Lesson 1

Introduction to OOP and Encapsulation using C++

This module introduces you to the basic concept of encapsulation in C++.
The following will be discussed:
  1. Why encapsulation is central to object-oriented programming
  2. What classes and objects are
  3. How to write member functions as part of an abstract data type
  4. How to limit access to an ADT's member data and functions
  5. How a class differs from a struct
    At the end of the module, you'll be given the opportunity to take a quiz covering these topics.


All data access must occur through the public interface. Thus, the data fields of an object are effectively hidden from the programmer. The act of hiding data is called encapsulation. While it is theoretically possible in C++ to leave data fields unencapsulated (by placing them into the public section), this is very uncommon in practice.
Classes in C++ provide static encapsulation of objects by generating code which contains specific knowledge about the internals of encapsulated objects.
Static encapsulation occurs at compile time and therefore cannot directly support the evolution of objects since recompilation of source code is required if the internal layout changes. This also prohibits the use of distributed or persistent objects without first ensuring that the internal representations of the objects match the ones in the compiled code.

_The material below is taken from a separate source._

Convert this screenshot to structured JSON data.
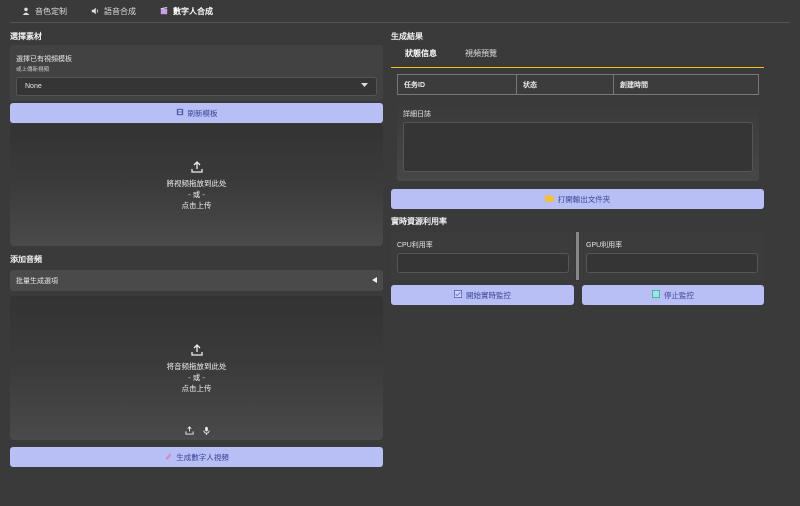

Python Hiding Information

This process of hiding the implementation, or functional details, of an object is suitably called information hiding. It is also sometimes referred to as encapsulation, but encapsulation is actually a more all-encompassing term. Encapsulated data is not necessarily hidden. Encapsulation is, literally, creating a capsule and so think of creating a time capsule. If you put a bunch of information into a time capsule, lock and bury it, it is both encapsulated and the information is hidden. On the other hand, if the time capsule has not been buried and is unlocked or made of clear plastic, the items inside it are still encapsulated, but there is no information hiding. The distinction between encapsulation and information hiding is largely irrelevant, especially at the design level. Many practical references use these terms interchangeably. As Python programmers, we do not actually have or need true information hiding, so the more encompassing definition for encapsulation is suitable.